## About this exercise
The expected answer comprises all lines from the entries that contain the string "images".

## Records excerpted from a collection
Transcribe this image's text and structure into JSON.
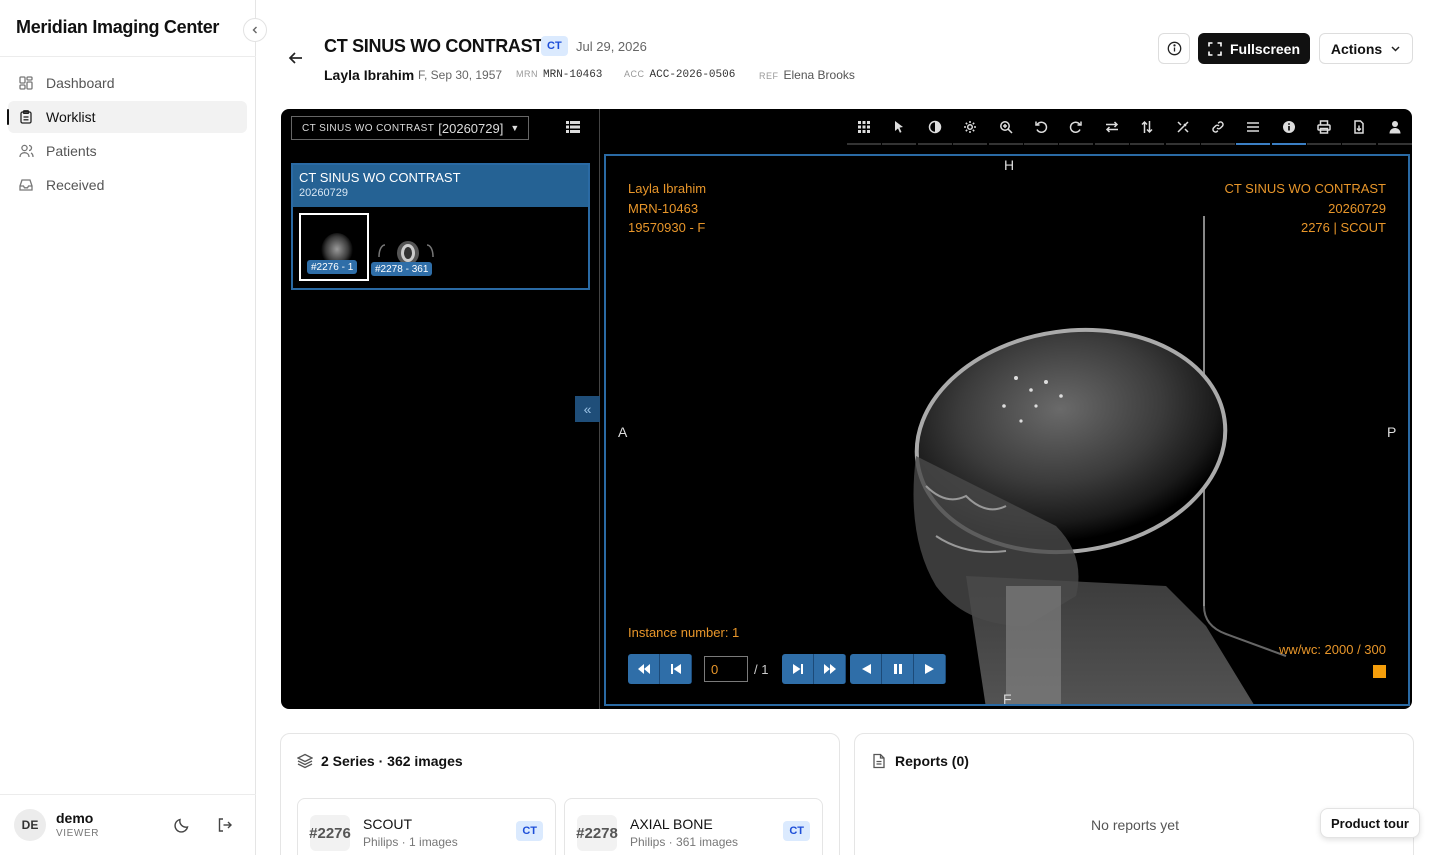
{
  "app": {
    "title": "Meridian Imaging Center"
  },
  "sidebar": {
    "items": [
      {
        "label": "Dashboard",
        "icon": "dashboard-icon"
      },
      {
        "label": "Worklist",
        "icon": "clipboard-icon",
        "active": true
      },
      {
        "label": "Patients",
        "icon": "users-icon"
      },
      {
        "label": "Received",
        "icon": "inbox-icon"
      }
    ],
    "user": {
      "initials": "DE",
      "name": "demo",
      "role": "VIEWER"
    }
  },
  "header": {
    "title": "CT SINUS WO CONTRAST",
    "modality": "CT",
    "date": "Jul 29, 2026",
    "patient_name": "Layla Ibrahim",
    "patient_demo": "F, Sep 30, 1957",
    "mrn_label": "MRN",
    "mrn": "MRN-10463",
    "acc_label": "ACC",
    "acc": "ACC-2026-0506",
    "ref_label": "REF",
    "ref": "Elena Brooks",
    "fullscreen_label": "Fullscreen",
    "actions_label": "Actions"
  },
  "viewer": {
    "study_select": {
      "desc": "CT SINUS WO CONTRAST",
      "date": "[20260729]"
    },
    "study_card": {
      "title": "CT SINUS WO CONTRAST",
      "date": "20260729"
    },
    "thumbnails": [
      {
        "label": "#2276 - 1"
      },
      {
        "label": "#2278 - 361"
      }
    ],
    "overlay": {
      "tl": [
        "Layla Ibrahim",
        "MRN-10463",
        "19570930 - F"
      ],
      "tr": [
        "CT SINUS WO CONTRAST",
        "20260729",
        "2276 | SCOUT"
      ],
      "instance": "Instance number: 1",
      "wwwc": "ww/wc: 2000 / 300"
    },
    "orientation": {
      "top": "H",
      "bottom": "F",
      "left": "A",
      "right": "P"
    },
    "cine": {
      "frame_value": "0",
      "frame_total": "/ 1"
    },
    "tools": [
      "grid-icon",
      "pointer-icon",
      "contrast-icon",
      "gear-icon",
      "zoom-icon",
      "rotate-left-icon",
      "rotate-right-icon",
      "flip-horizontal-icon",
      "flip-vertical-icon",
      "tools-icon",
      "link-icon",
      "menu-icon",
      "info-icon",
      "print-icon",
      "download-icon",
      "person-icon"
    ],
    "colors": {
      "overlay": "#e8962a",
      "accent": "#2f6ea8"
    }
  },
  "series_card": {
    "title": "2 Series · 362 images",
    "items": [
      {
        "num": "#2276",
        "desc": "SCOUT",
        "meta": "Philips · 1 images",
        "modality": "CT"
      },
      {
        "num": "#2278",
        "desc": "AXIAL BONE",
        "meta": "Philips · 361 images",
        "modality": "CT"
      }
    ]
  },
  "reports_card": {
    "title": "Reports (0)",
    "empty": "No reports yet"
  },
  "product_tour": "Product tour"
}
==
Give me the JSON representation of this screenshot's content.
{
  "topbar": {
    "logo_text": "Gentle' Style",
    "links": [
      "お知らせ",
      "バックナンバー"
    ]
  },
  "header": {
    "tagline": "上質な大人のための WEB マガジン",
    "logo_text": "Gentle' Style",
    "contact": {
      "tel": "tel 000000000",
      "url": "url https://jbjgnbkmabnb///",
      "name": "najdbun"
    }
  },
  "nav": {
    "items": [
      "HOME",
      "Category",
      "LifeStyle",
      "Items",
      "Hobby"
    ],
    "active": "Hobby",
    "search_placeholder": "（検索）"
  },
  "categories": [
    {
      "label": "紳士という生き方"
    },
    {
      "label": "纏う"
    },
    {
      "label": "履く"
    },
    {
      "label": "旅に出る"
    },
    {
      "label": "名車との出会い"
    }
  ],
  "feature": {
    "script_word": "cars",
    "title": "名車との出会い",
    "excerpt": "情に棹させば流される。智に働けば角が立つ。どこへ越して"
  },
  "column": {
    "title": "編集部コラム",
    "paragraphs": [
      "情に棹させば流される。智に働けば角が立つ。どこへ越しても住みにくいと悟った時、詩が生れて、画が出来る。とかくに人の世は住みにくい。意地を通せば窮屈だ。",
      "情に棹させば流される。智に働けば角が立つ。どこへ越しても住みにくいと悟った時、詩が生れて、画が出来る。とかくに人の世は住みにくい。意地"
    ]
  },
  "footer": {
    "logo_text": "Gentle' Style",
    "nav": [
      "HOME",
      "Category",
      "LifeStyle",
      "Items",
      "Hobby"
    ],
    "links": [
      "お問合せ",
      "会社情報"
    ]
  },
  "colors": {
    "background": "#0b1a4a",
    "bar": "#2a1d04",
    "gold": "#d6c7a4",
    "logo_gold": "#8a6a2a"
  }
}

## Answer space
    "title": "2 Series · 362 images",
        "meta": "Philips · 1 images",
        "meta": "Philips · 361 images",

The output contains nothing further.